DVD boxes have a plastic liner attached to the outside that allows them to have a printed wrapper inserted on the outside of the box. A case with a 14mm spine can hold up to 6 discs and there are also slim versions available that can hold 1-4 discs with a 7mm spine. There are many variants of this type of sleeve that are commonly available and will suit most short run CD printing projects, whether you need a single disc sleeve with a large amount of printed material to accompany it, several discs or a combination of discs. and printed material.
Clamshell or Trigger Cases
These CD cases are made of a polypropylene plastic material that is flexible and very robust. They offer great protection for CDs and discs can be packaged very quickly.
The trigger case has an eject trigger in the upper left corner opposite the open end of the case where the CD is inserted. This mechanism has 2 functions. First, it holds the CD inside the case, and when pressed, the trigger mechanism pushes the CD out of the case enough that you can grasp it with two fingers and pull it out of the case. Trigger mechanisms are often brightly colored, and cases are often clear plastic so that the printed surface of the CD can be seen through the case.
The folding case is hinged along one edge and the middle has a molded stud that has 2 functions. The stud holds the CD securely in place and the 2 case halves snap over it. Clamshell cases are available in a range of translucent colours, but are most commonly seen molded in clear plastic to allow the CD print to show through the case.

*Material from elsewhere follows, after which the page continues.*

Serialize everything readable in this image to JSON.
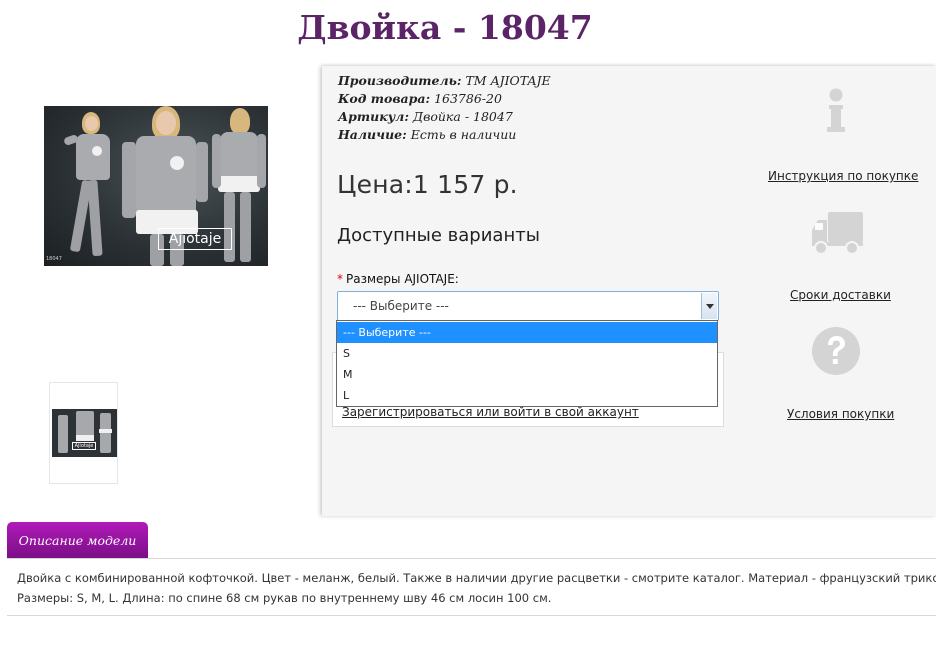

These types of cases are great for mailing CDs as they offer reliable protection for the disc and are thin and lightweight. Folding cases, in particular, can be had relatively cheaply and are therefore also great for distributing CDs at an industry trade show or exhibition.
Premium Packaging Types – Jakeboxes and Metal Tins
A jakebox is a type of card CD packaging that contains an ingenious mechanism to secure the CD in place, and when the box is opened, the CD is presented to the user held in a cardboard claw. It is a very impressive type of packaging that can be completely digitally printed to give the end user a real WOW factor. The downside is that they are expensive and are usually only used for special or limited edition releases where the user needs to get something extra for their money. Metal tins can also be printed and shaped into any desired shape, whether it be a simple round tin, a DVD case-sized tin, or a shape of your choice related to the CD content. Again, this is an expensive type of packaging as a mold must be made beforehand to produce the cans and the material itself is more expensive than cardboard or plastic.
Consider the intended end use of your short-run CD printing project before selecting a type of packaging, and do some research online to estimate costs. Talk to vendors for quotes, and weigh the cost of your time and effort if you intend to produce the packaging in-house, versus the cost of a third-party vendor.